[Opening INPUT RECORDS section]

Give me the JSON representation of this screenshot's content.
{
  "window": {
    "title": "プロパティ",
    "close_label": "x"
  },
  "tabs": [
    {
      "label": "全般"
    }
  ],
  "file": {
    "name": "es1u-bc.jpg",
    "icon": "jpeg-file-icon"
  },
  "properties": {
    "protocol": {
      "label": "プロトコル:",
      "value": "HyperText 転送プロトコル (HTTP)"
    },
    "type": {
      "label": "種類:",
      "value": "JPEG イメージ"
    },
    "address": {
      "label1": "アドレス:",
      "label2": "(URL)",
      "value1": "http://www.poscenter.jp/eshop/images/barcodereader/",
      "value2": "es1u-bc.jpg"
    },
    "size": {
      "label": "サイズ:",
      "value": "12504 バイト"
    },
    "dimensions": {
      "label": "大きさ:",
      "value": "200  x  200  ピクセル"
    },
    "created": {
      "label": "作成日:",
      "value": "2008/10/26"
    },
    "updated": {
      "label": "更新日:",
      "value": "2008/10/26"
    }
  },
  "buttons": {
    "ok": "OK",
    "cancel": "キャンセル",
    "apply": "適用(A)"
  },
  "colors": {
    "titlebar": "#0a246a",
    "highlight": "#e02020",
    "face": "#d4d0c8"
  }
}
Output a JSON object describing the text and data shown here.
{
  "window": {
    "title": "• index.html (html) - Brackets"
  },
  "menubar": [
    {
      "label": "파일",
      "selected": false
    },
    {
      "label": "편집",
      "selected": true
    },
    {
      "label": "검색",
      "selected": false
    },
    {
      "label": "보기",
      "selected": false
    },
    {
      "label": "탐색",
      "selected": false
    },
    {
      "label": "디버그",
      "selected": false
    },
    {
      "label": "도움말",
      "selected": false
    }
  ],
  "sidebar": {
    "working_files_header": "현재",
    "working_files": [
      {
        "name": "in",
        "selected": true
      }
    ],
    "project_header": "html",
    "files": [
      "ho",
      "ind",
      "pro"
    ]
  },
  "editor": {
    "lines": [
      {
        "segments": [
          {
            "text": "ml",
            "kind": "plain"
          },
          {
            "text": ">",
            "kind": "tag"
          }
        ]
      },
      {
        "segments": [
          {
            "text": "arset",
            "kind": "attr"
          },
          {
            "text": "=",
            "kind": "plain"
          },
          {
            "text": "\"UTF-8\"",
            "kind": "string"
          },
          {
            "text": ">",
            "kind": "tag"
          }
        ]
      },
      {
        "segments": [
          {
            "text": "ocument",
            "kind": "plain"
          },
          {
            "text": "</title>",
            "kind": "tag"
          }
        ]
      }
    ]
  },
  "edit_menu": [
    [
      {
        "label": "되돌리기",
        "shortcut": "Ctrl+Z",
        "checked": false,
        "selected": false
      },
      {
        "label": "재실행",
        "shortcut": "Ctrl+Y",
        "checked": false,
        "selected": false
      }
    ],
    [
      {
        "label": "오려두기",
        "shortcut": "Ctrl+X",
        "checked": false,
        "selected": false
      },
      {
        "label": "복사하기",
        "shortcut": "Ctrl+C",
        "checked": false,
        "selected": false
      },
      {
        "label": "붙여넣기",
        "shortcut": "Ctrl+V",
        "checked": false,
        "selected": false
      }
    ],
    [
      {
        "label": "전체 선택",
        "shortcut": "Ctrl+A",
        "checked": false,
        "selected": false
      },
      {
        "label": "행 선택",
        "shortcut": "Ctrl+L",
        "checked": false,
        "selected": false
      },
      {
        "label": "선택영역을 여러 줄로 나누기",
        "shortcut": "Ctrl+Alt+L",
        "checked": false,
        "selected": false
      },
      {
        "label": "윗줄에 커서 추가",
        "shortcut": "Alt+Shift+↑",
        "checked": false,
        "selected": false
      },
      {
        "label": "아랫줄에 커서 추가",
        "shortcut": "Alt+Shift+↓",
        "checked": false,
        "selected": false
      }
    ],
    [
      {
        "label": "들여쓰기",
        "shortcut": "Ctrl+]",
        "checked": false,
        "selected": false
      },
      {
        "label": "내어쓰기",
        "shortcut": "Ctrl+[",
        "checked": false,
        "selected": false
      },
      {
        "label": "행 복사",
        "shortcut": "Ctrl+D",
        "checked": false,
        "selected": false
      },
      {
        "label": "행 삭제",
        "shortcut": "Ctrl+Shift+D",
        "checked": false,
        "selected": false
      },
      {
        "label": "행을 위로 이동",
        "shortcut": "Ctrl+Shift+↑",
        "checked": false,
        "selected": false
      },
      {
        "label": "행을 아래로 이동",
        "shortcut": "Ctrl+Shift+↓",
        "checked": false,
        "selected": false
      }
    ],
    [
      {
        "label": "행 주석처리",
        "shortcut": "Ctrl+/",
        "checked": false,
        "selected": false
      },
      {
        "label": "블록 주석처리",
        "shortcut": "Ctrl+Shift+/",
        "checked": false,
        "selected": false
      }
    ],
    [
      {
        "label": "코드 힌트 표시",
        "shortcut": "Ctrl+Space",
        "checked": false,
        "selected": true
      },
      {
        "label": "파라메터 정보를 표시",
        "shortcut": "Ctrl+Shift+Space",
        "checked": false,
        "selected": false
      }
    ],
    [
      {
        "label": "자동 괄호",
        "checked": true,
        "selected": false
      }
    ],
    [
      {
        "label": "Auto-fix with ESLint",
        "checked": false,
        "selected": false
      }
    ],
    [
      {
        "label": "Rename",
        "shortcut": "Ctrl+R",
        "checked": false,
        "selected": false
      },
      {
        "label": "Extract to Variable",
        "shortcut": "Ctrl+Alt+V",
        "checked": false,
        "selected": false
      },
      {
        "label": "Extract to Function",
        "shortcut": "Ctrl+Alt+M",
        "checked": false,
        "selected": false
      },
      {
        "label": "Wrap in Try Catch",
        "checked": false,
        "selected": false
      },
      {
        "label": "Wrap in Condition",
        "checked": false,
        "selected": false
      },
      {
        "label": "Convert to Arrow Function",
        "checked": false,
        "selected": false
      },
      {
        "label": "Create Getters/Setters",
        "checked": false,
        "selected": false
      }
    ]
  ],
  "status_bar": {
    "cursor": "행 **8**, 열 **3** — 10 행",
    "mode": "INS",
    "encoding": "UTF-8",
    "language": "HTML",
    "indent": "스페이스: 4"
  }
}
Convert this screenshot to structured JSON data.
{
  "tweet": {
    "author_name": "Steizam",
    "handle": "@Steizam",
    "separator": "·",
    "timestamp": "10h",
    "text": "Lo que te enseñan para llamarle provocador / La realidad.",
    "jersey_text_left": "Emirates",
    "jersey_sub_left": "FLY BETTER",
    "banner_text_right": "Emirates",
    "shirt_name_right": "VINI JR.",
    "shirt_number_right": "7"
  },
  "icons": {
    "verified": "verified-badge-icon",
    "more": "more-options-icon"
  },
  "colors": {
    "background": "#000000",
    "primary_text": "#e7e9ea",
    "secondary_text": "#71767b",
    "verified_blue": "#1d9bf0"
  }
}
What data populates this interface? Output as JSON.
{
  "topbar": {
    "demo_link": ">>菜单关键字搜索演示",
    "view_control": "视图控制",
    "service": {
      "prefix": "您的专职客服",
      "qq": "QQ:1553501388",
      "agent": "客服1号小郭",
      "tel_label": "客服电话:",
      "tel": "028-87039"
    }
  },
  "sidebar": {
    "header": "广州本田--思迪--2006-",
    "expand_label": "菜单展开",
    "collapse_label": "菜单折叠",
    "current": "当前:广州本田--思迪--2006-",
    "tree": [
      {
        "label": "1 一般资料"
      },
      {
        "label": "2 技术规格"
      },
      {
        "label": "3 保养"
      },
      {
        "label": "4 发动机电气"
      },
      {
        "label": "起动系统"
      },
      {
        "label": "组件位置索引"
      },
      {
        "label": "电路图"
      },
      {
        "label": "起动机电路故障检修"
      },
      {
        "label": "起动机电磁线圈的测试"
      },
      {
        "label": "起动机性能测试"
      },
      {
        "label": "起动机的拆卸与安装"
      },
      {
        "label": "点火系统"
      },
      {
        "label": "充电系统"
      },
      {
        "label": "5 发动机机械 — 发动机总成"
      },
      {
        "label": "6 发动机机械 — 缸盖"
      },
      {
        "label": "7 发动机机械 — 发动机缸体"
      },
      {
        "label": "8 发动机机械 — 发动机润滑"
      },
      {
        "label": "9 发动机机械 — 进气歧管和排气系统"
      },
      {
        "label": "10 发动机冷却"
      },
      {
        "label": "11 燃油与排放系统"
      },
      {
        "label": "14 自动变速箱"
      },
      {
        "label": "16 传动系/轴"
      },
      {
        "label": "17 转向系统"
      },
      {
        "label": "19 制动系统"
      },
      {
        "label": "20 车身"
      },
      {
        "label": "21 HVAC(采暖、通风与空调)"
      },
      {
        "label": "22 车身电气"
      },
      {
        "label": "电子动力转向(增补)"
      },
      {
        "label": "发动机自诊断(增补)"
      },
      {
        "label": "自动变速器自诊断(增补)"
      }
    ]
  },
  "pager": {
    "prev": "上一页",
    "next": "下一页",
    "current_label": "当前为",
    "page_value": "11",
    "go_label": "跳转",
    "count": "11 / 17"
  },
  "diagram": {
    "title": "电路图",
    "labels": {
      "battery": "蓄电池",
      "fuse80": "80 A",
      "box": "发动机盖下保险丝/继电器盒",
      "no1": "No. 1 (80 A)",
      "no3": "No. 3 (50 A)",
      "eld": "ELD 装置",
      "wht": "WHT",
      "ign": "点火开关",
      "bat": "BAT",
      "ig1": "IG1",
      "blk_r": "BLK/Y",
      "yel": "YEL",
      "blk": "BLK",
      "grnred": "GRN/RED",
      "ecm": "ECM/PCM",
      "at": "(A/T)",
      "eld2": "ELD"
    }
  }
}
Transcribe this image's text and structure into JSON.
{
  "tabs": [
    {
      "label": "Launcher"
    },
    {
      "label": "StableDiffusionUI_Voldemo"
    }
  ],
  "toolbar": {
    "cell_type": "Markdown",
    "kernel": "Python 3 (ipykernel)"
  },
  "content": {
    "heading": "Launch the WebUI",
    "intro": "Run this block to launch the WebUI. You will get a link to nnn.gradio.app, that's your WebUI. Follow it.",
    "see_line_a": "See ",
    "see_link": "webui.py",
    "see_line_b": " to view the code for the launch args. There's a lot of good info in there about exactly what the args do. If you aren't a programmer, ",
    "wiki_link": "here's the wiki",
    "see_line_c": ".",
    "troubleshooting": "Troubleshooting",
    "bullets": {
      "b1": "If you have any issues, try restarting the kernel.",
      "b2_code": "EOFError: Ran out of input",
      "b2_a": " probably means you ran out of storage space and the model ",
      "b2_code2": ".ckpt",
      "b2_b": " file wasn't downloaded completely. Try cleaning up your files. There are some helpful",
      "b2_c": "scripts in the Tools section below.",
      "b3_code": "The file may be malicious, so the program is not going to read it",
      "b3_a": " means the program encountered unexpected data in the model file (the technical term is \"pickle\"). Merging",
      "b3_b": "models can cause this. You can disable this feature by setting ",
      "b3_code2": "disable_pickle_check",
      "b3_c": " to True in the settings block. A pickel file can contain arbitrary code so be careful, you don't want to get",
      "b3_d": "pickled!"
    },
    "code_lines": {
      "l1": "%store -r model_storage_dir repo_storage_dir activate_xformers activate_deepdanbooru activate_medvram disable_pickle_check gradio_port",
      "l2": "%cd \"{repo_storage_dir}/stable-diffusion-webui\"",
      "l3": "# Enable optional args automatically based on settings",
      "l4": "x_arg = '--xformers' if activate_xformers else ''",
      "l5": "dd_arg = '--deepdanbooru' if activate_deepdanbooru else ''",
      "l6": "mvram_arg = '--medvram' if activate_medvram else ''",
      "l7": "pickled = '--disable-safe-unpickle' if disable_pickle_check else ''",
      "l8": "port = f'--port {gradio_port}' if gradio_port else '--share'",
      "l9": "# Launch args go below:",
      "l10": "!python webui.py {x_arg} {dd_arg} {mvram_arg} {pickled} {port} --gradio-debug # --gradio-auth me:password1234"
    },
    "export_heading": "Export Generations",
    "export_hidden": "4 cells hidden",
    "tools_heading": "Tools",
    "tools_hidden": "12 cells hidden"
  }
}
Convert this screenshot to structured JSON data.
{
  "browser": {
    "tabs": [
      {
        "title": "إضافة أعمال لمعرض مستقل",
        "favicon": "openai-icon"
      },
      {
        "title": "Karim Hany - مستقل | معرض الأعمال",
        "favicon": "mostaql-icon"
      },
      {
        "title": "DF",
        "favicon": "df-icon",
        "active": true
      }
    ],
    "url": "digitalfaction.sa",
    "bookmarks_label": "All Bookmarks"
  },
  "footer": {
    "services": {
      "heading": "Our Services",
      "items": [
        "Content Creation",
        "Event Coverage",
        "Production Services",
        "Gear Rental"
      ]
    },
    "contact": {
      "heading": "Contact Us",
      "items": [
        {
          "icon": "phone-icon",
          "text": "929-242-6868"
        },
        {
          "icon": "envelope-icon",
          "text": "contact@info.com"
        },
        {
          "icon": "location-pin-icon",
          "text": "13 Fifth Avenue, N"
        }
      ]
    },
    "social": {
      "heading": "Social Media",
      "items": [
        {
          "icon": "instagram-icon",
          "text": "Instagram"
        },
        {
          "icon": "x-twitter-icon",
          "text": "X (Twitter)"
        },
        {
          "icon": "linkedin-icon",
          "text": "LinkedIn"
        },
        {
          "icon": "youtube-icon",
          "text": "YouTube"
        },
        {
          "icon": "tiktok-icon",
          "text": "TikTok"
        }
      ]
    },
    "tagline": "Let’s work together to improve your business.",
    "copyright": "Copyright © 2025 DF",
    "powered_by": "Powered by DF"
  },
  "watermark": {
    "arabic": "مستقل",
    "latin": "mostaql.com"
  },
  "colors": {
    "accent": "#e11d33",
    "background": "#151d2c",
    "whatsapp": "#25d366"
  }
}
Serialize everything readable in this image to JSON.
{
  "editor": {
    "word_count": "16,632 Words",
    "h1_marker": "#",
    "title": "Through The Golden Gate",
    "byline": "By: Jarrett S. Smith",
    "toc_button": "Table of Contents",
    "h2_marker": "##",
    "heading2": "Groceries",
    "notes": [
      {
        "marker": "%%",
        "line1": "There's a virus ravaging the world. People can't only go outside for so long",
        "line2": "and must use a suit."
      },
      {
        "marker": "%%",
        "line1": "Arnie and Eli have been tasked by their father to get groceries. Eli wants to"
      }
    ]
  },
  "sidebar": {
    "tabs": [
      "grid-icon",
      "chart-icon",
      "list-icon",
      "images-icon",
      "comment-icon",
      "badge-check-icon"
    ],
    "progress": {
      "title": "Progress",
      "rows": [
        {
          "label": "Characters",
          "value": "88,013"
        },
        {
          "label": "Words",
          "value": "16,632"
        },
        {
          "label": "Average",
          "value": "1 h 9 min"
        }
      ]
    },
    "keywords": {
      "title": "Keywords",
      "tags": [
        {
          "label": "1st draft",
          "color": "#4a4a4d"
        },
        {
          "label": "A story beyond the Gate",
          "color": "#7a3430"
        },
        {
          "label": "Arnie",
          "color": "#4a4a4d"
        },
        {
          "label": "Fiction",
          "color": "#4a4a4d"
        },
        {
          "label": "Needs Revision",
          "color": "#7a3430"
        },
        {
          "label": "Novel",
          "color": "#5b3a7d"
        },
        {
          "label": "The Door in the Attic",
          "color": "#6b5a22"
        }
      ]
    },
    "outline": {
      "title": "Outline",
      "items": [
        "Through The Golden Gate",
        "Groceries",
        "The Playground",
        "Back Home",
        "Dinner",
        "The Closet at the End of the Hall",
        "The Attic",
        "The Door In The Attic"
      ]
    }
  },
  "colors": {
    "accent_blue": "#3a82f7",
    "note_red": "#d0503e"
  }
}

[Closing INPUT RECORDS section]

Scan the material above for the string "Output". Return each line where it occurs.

Output a JSON object describing the text and data shown here.
What data populates this interface? Output as JSON.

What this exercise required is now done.